It splits along the middle, because that's easiest for it, physically.
Hoop stress > Longitudinal stress
Similar to 99% of question asked during interview. They are not interested in the answer unless specified, they just want to see how is your reaction and response to any difficult questions. So re-phrase the question as how do you response to stress under extreme situation. Diversion & delay in response are one of the best technique as not to commit anything under duress situation that might cost company suffer a huge lost.
I agree with #1 that [the strain induced by] hoop stress vs. axial stress is the main cause of the longitudinal hot dog failure. As stated by others above, possible additional contributions include localized stress concentrations, weak seams from the hot dog production process, pre-cut slits, and (as stated by "plastic bag manufacturer") machine-direction vs. non-machine-direction effects in the hot dog casing. Given the assumed context of thermal expansion in the process of grilling a hot dog, this is the correct answer. When asked this question in an interview, the actual correct response is to first clarify the assumptions behind the question by asking a critical follow-up question or two: By what means is the hot dog being induced to expand? The default assumption for most people would be thermal expansion due to heating on a grill, but the situation is quite different if the hot dog is expanding due to the Poisson effect from someone squeezing it. What is the surrounding environment relative to the hot dog? The default assumption is that the hot dog is being heated on a grill, but the situation is quite different if the hot dog is expanding in a pressure chamber under controlled conditions.
It expands sideways and splits from the center, long ways. This may be the most simple answer to the question but the actual answer will depend on the relevance of this question to the job applied for.
Ends first, lengthwise next and if cooked long enough the possibility across the center of the hot dog. As the meat expands due to cooking, tension on the casing will cause the cut ends to split first due to them being the weakest points. This allows the meat inside to easily expand out the ends reducing tension across the width of the casing . However tension lengthwise continues until the casing splits. Cooked long enough the hot dog can split across the hot dog as well. The method in which the hot dog is cooked also plays a factor. Microwave or open flame will cause more tension on the casing due to moisture leaving the casing. Boiling will allow the casing to be more pliable allowing the casing to expand more before a split occurs.
equally in all directions
upwards, the portion of the hot dog that is opposite of the side that is laying on the heat source, because pressure builds and that is the side of least resistance.
First it depends on how it’s presented, horizontally or vertically. If it’s presented horizontally then you could answer the same way and Visa versa. You could simply answer “longways” too.
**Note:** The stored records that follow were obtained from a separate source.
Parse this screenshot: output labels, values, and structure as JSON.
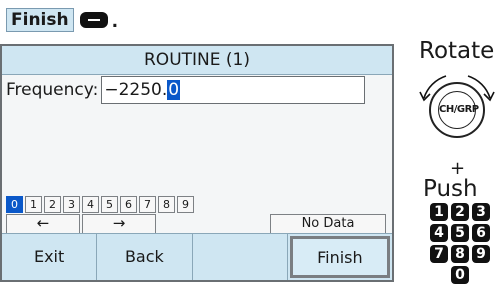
{
  "instruction": {
    "button_label": "Finish",
    "key_icon": "minus-key-icon",
    "period": "."
  },
  "screen": {
    "title": "ROUTINE (1)",
    "frequency_label": "Frequency:",
    "frequency_value": "−2250.",
    "frequency_cursor": "0",
    "digit_keys": [
      "0",
      "1",
      "2",
      "3",
      "4",
      "5",
      "6",
      "7",
      "8",
      "9"
    ],
    "left_arrow": "←",
    "right_arrow": "→",
    "no_data_label": "No Data",
    "softkeys": {
      "exit": "Exit",
      "back": "Back",
      "blank": "",
      "finish": "Finish"
    }
  },
  "controls": {
    "rotate_label": "Rotate",
    "knob_label": "CH/GRP",
    "plus": "+",
    "push_label": "Push",
    "keypad": [
      "1",
      "2",
      "3",
      "4",
      "5",
      "6",
      "7",
      "8",
      "9",
      "0"
    ]
  },
  "colors": {
    "accent": "#cfe6f2",
    "cursor": "#0a58c9"
  }
}
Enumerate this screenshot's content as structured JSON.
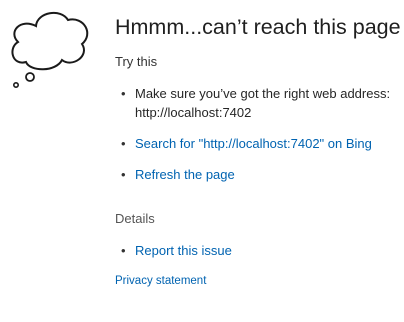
{
  "error": {
    "title": "Hmmm...can’t reach this page",
    "icon": "thought-cloud-icon"
  },
  "suggestions": {
    "heading": "Try this",
    "bullet": "•",
    "items": [
      {
        "text": "Make sure you’ve got the right web address: http://localhost:7402",
        "is_link": false
      },
      {
        "text": "Search for \"http://localhost:7402\" on Bing",
        "is_link": true
      },
      {
        "text": "Refresh the page",
        "is_link": true
      }
    ]
  },
  "details": {
    "heading": "Details",
    "items": [
      {
        "text": "Report this issue",
        "is_link": true
      }
    ]
  },
  "footer": {
    "privacy_label": "Privacy statement"
  },
  "colors": {
    "link": "#0063b1",
    "text": "#262626",
    "muted": "#555555"
  }
}
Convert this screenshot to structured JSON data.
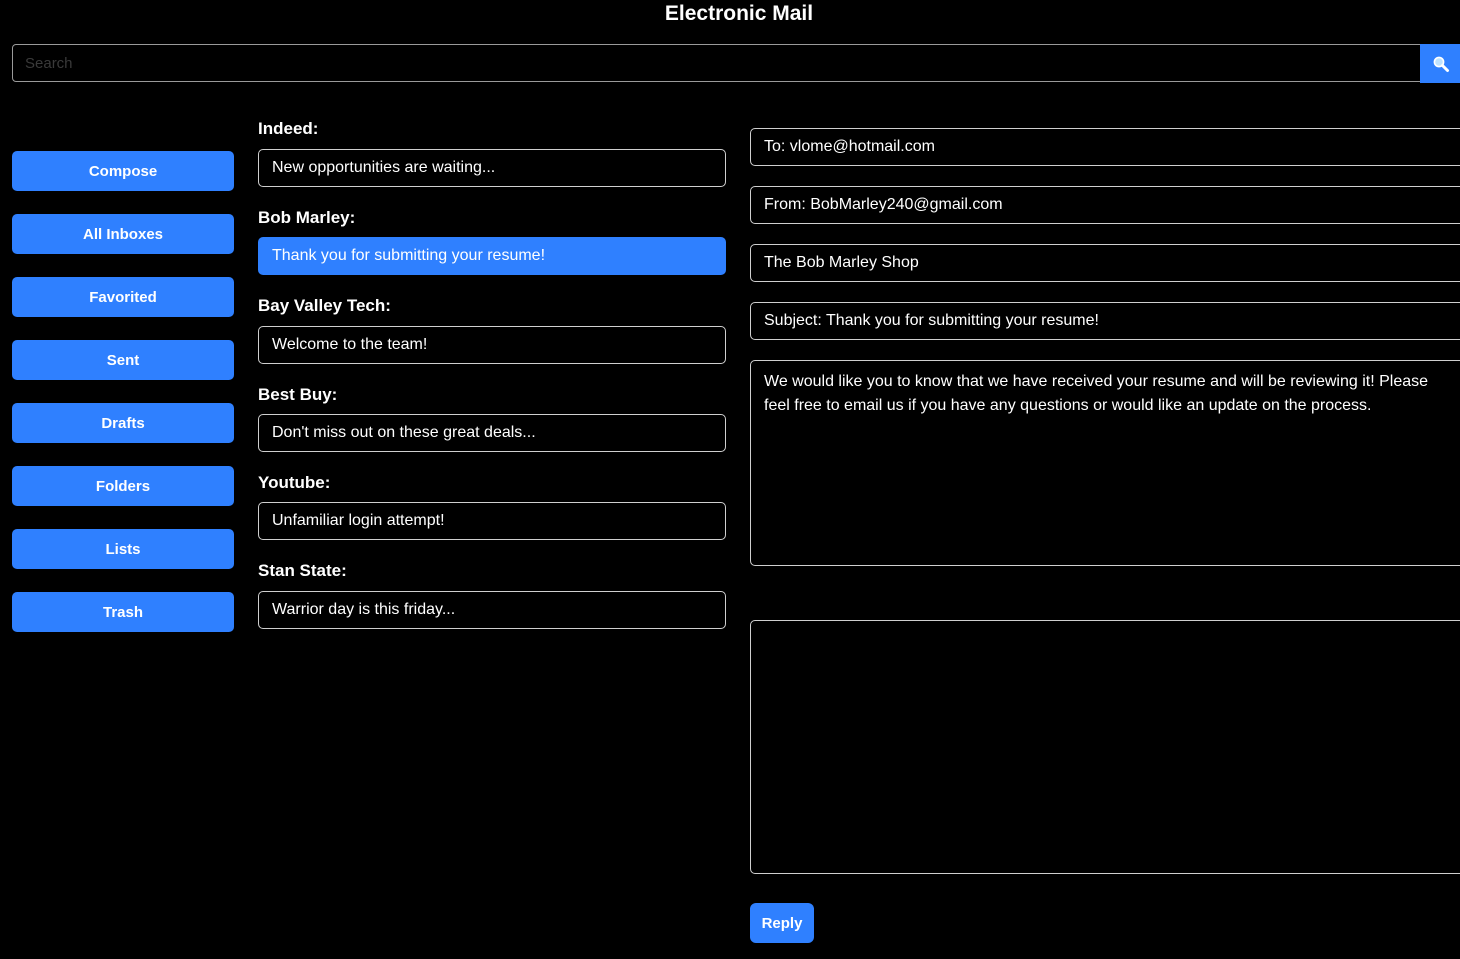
{
  "app": {
    "title": "Electronic Mail"
  },
  "search": {
    "placeholder": "Search",
    "icon": "magnifier-icon"
  },
  "sidebar": {
    "items": [
      {
        "label": "Compose"
      },
      {
        "label": "All Inboxes"
      },
      {
        "label": "Favorited"
      },
      {
        "label": "Sent"
      },
      {
        "label": "Drafts"
      },
      {
        "label": "Folders"
      },
      {
        "label": "Lists"
      },
      {
        "label": "Trash"
      }
    ]
  },
  "messages": [
    {
      "sender": "Indeed:",
      "preview": "New opportunities are waiting...",
      "selected": false
    },
    {
      "sender": "Bob Marley:",
      "preview": "Thank you for submitting your resume!",
      "selected": true
    },
    {
      "sender": "Bay Valley Tech:",
      "preview": "Welcome to the team!",
      "selected": false
    },
    {
      "sender": "Best Buy:",
      "preview": "Don't miss out on these great deals...",
      "selected": false
    },
    {
      "sender": "Youtube:",
      "preview": "Unfamiliar login attempt!",
      "selected": false
    },
    {
      "sender": "Stan State:",
      "preview": "Warrior day is this friday...",
      "selected": false
    }
  ],
  "email": {
    "to": "To: vlome@hotmail.com",
    "from": "From: BobMarley240@gmail.com",
    "organization": "The Bob Marley Shop",
    "subject": "Subject: Thank you for submitting your resume!",
    "body": "We would like you to know that we have received your resume and will be reviewing it! Please feel free to email us if you have any questions or would like an update on the process.",
    "reply_text": ""
  },
  "actions": {
    "reply_label": "Reply"
  },
  "colors": {
    "accent": "#2f80ff",
    "background": "#000000",
    "border": "#cfcfcf"
  }
}
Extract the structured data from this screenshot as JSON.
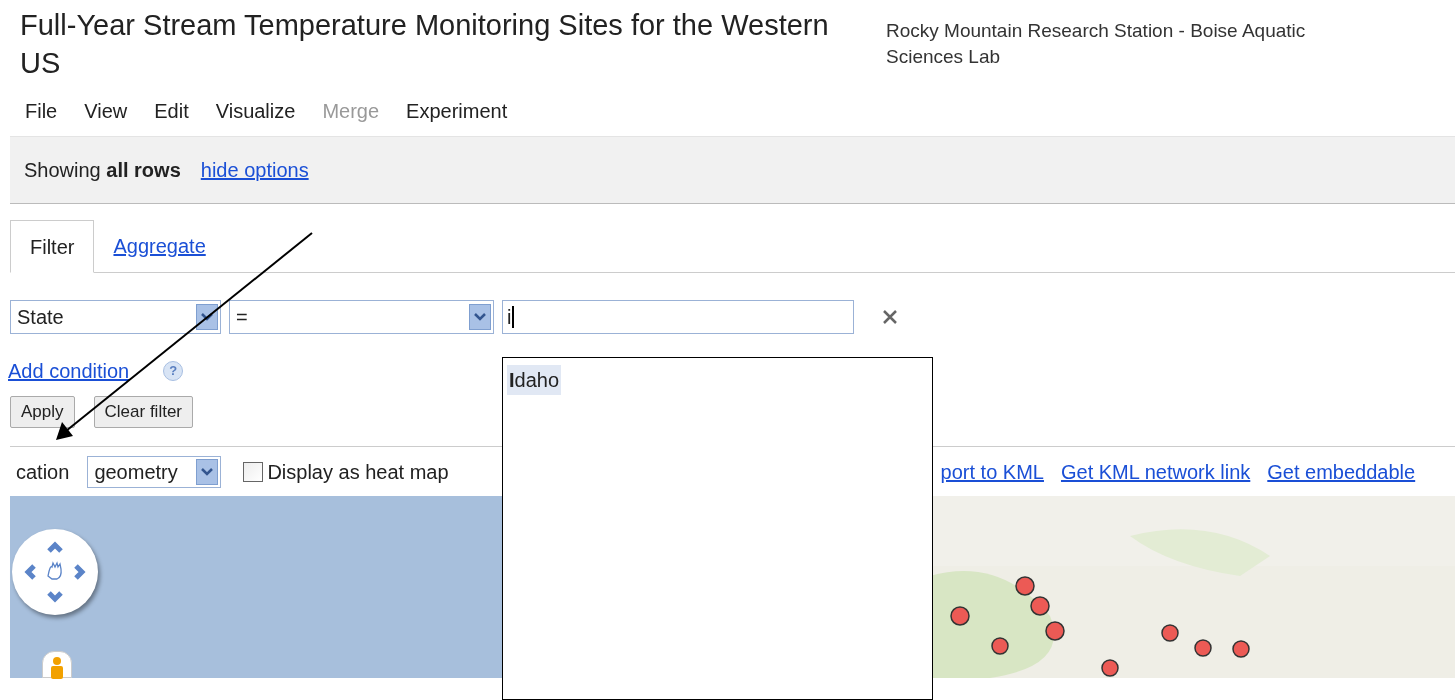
{
  "header": {
    "title": "Full-Year Stream Temperature Monitoring Sites for the Western US",
    "owner": "Rocky Mountain Research Station - Boise Aquatic Sciences Lab"
  },
  "menu": [
    {
      "label": "File",
      "disabled": false
    },
    {
      "label": "View",
      "disabled": false
    },
    {
      "label": "Edit",
      "disabled": false
    },
    {
      "label": "Visualize",
      "disabled": false
    },
    {
      "label": "Merge",
      "disabled": true
    },
    {
      "label": "Experiment",
      "disabled": false
    }
  ],
  "options_bar": {
    "status": "Showing **all rows**",
    "link": "hide options"
  },
  "tabs": [
    {
      "label": "Filter",
      "selected": true
    },
    {
      "label": "Aggregate",
      "selected": false
    }
  ],
  "filter": {
    "column": "State",
    "operator": "=",
    "value": "i",
    "add_condition": "Add condition",
    "help": "?",
    "buttons": [
      "Apply",
      "Clear filter"
    ]
  },
  "suggestions": [
    {
      "text": "**I**daho",
      "selected": true
    }
  ],
  "location": {
    "label": "cation",
    "column": "geometry",
    "heat_map": {
      "label": "Display as heat map",
      "checked": false
    },
    "links": [
      "port to KML",
      "Get KML network link",
      "Get embeddable"
    ]
  }
}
The “and why” part of the question could be answered technically if you know your physics, or simply state, “Because you can’t teach an old dog new tricks...” to hopefully put a smile on their face.
What is a shape function?1 Answer
Between each node, an FEM solver chooses to assume the literal shape of the edges of each cell/element is either straight, or curved (aka first order or second order). When assuming either straightness or curvedness, the solver is said to be using linear or a quadratic shape functions. Cubic shape functions are rarely used. The shape functions are very basic linear and quadratic functions, that you can use in linear combinations to approximate basically any 1st order or 2nd order function. The solver calculates the shape of each edge between nodes as a linear combination of those shape functions. In other words, the shape functions are basis functions for describing the shapes of the edges.
See Interview Questions for Similar Jobs
- Administrative Assistant
- Account Executive
- Dental Assistant
- Registered Nurse
- Medical Assistant
- Security Guard
- Graphic Designer